Scenes from Silver Creek: The Pool
There was no public pool in Silver Creek and I never know anybody who had one well enough to get invited to their house. We also lacked the old swimming hole, a nearby lake, or anyplace else to take a dip. Silver Creek had stopped being much of a creek long before there was any real town. But Tiny Muddy Gulch Out By the Burger King is a bad name for a town.
But there was a pool at the high school, just down the block from where we lived. We lived so close that I could be scrambling into clothes in my room, hear the 10 minute warning bell for first period, and still make it class on time. And on hot summer nights, when I slept with my window open, I could hear the boing-clunk of the high dive as someone braver than I climbed the fence and went for a swim.
There was a 15-high foot wall around the pool, topped with about another 6 feet of chain link fence. But the design of the wall had this diagonal pillars that were perfect for scrambling up, like walking up a tilted palm tree for the cocoanuts above. So you scrambled up on the side where the chain link met the side of the boy’s gym, crawled under the bit someone had cut out years ago, and hopped down onto to bleachers.
When I was a kid I would dream about that pool. Apparently I had very dull dreams as a child. But I invested it with all the glories of every poolside oasis you can imagine. Why I thought a high school pool had lounge chairs beach balls, I have no clue. But it my small-town mind it seemed so enticing. And so daring to sneak in.
Imagine my disappointment freshman year when I saw it was just an ugly L-shaped pool surrounded by cracked concrete and smelling highly of chlorine that always needed to be changed. The high dive, however, was infinitely higher in person. Terrifyingly high. Empire State Building High. It would be impossible for anyone to go off that thing and live. You’d have to be Evel Kinevel.
For four years of high school I endured freezing first period swims when the pool hadn’t been heated all weekend. I shivered in the lukewarm showers after. I ran to second period with wet hair, smelling all bleachy from the pool. And I never went off the high dive. Me? No way. In spite of rampaging hormones and my perpetual lack of a boyfriend, I didn’t have a death wish. Oh sure I’d seen people dive and live. But they were miraculous people. Cheerleaders. Football players. Girls with breasts. Boys without acne. The kind of kids who always run out of pages in their yearbooks for people to sign. The indestructibles.
But I was a fringe kid, and fringe kids are always delicate. We do not survive jumps off the high dive. I know, because my mother, the Queen of Doom, told me. “Don’t jump off the high dive, it’ll kill you.” Gee, thanks mom. Way to boost the confidence there.
Of course in my senior year, emboldened by a stole bottle of Boone’s Farm Apple Wine and egged on by my best friends, I clambered up the slanted pillars, climbed under the fence, jumped onto the bleachers, walked with trembling legs to the high dive and started up the ladder. I climbed for a month and a half. And then I stood there for another month and a half. Babies were conceived in the time I stood there.
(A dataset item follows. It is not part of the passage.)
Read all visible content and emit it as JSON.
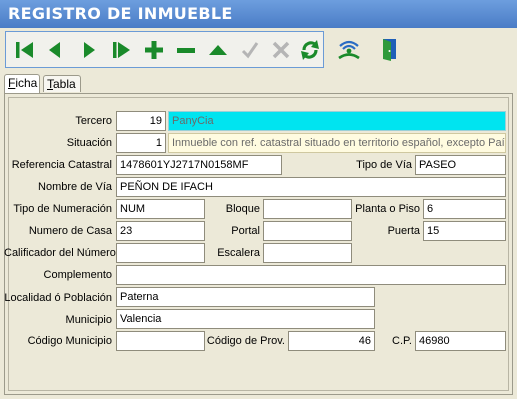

We got a new mayor. I grew my hair out a full 2 inches. My friends went away to college and got majors.
You could see my house from up there, which made it worse. I knew it was too far to my mom to see any features on the fool kid about to drown herself. But with mom radar, I couldn’t be entire sure that she was’t aware. Stupidly, I waved. Like what? I thought th chimney might bow down and bless my last stupid act on the planet. I a\imagined the police and maybe a clergyperson or two coming to break the news. Mom clutching her apron and weeping into the Kleenex she always had up her sleeve; her paroxysms of grief lessened by her ability to add “I told her if she went off the high dive she’d die and I was right! Wasn’t I right? I’m right and she’s dead.” Great fun for her, no so much for everyone listening to. Meanwhile my dad would wander vaguely around the house, looking at family photos in the hopes of putting a face to this supposedly thoughtless dead daughter that he cannot quite, at this minute, picture.
But, alas, the joyous speculation about how my funreal goal (I really wanted a horse and carriage) I knew I had to do something and do it soon. Why? Because I really needed to pee and I was determined NOT to climb down that ladder,. That struck me as the nadir of loserville, climbing up Everest and then come slinking down the ladder of shame while your friends laugh and snap Polaroids that prove you wussied out.
So I stood for a couple of minutes more. Our country invaded some other country. My friends in college had already graduation and had two kids I’d hope one was name after me so that at least my would be remembered,
I took a my last huge lunful of sweet, well chlorieney, air walked with as much bravado as 17 year old can muster, and jumped.
And, what do you know? Mom was wrong.